(a–c) Von Langenbeck cleft palate repair (a and b demonstrates the surgeon’s view from the top of the stretcher with the patient lying supine.)
(a and b) Furlow cleft palate repair (surgeon’s view from the top of the stretcher)
Genetic analyses have shown that nonsyndromic cleft lip with or without cleft palate has complex inheritance patterns, and there is substantial data to support an etiologic role for genetic factors. Although segregation analysis has provided significant insights, the mode of inheritance for nonsyndromic orofacial clefts remains uncertain. It is widely believed that cleft lip with or without cleft palate is a heterogeneous disorder and that 3–20 genes may interact with one another and/or with environmental factors to produce orofacial clefting [8, 9]. Certainly, a family history is one of the strongest risk factors for cleft lip/palate and cleft palate alone. The risk of cleft lip/palate in first-degree relatives is approximately 4 %, increasing to 10 % when two first-degree relatives are affected. For cleft palate alone, the overall risk in first-degree relatives is approximately 2 %, increasing to 8 % when two first-degree relatives are affected .
As noted above, there is clear evidence for a genetic etiology of nonsyndromic orofacial clefting. In addition, several environmental factors have been implicated, including pharmacologic agents (retinoids, anti-convulsants, folate antagonists, benzodiazepines, and corticosteroids), maternal diseases (diabetes mellitus), and maternal smoking.
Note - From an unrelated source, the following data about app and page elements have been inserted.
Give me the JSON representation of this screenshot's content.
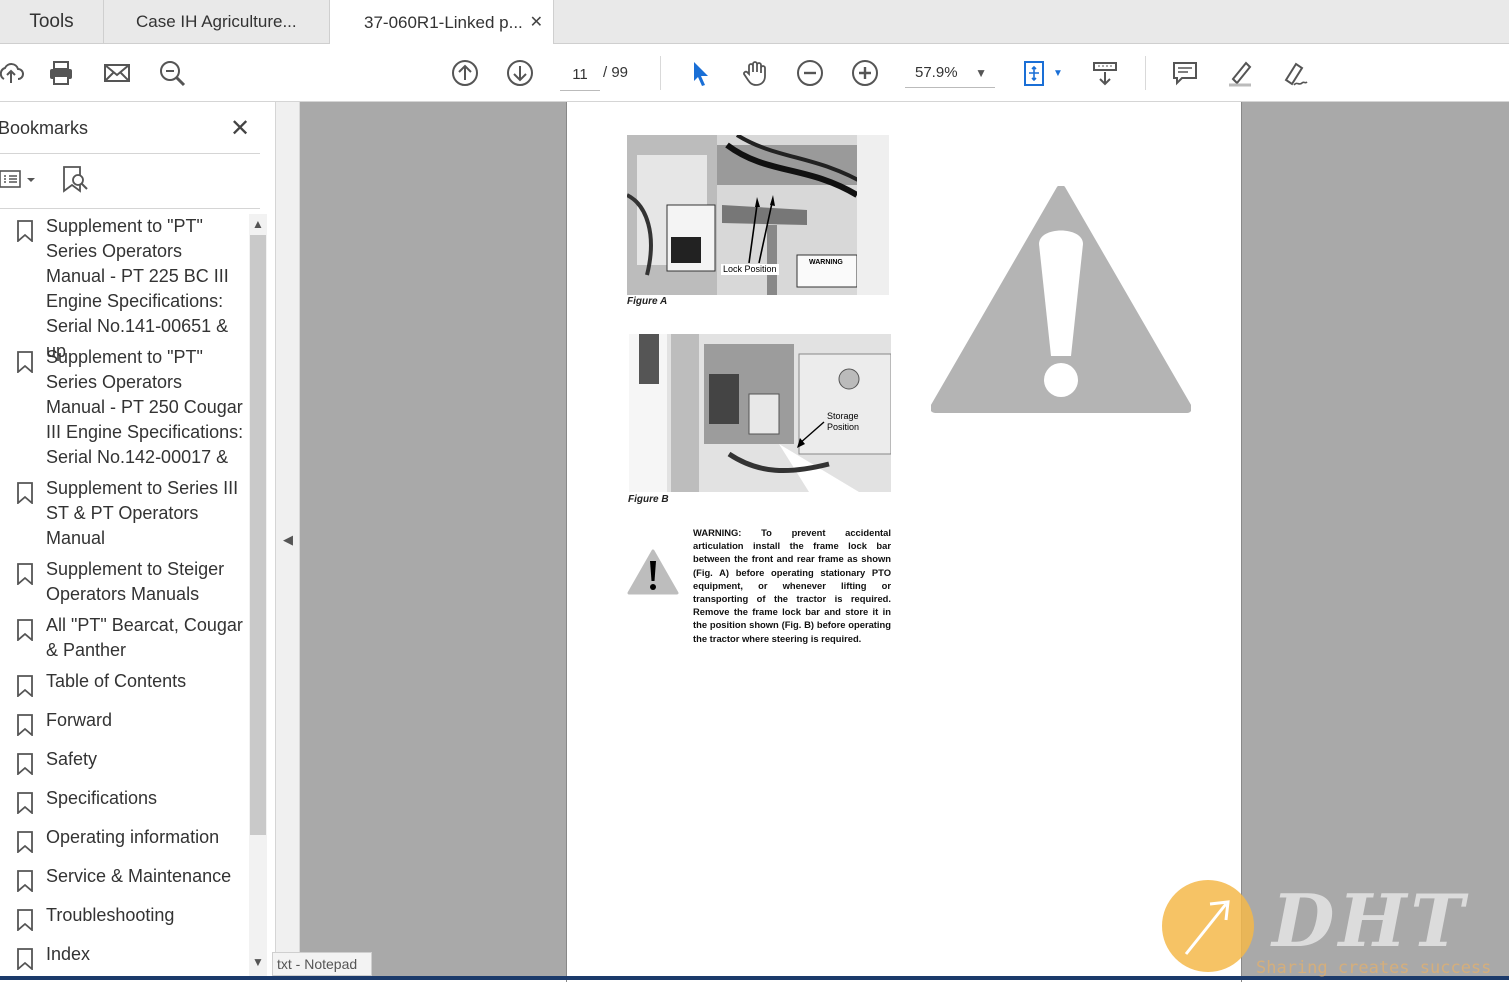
{
  "tabs": {
    "tools": "Tools",
    "doc1": "Case IH Agriculture...",
    "doc2": "37-060R1-Linked p...",
    "close_glyph": "✕"
  },
  "toolbar": {
    "icons": [
      "upload-icon",
      "print-icon",
      "mail-icon",
      "zoom-search-icon",
      "page-up-icon",
      "page-down-icon",
      "select-arrow-icon",
      "hand-icon",
      "zoom-out-icon",
      "zoom-in-icon",
      "fit-page-icon",
      "scroll-mode-icon",
      "comment-icon",
      "highlight-icon",
      "sign-icon"
    ],
    "page_current": "11",
    "page_total": "/ 99",
    "zoom": "57.9%"
  },
  "sidebar": {
    "title": "Bookmarks",
    "close_glyph": "✕",
    "bookmarks": [
      "Supplement to \"PT\" Series Operators Manual - PT 225 BC III Engine Specifications: Serial No.141-00651 & up",
      "Supplement to \"PT\" Series Operators Manual - PT 250 Cougar III Engine Specifications: Serial No.142-00017 &",
      "Supplement to Series III ST & PT Operators Manual",
      "Supplement to Steiger Operators Manuals",
      "All \"PT\" Bearcat, Cougar & Panther",
      "Table of Contents",
      "Forward",
      "Safety",
      "Specifications",
      "Operating information",
      "Service & Maintenance",
      "Troubleshooting",
      "Index"
    ]
  },
  "document": {
    "figure_a_caption": "Figure A",
    "figure_a_callout": "Lock Position",
    "figure_a_sign": "WARNING",
    "figure_b_caption": "Figure B",
    "figure_b_callout_1": "Storage",
    "figure_b_callout_2": "Position",
    "warning_text": "WARNING: To prevent accidental articulation install the frame lock bar between the front and rear frame as shown (Fig. A) before operating stationary PTO equipment, or whenever lifting or transporting of the tractor is required. Remove the frame lock bar and store it in the position shown (Fig. B) before operating the tractor where steering is required."
  },
  "taskbar": {
    "notepad": "txt - Notepad"
  },
  "watermark": {
    "brand": "DHT",
    "slogan": "Sharing creates success"
  }
}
Understanding the conditions associated with syndromic orofacial clefts are essential to proper clinical management. Over 400 distinct syndromes associated with orofacial clefts, some quite rare, have been described. Associated abnormalities are seen in 25–35 % of clefts of the lip with or without cleft palate in the fetal and newborn period, and yet only 10–15 % of older children with cleft lip with or without cleft palate have associated defects, indicating that many infants with associated severe malformations do not survive infancy [11, 12]. The most common syndrome associated with cleft lip with or without cleft palate is van der Woude syndrome, an autosomal dominant condition most often caused mutations in interferon inhibiting factor 6 (IRF6) . In addition to orofacial clefts, the syndrome often presents with hypodontia and lower lip pits (Fig. 5.9). CHARGE Association (coloboma, heart defect, atresia choanae, retarded growth and development, genital anomalies and hypogonadism, and ear anomalies and deafness), an autosomal dominant condition most often associated with mutations in CHD7, is the second most common syndrome associated with cleft lip with or without cleft palate .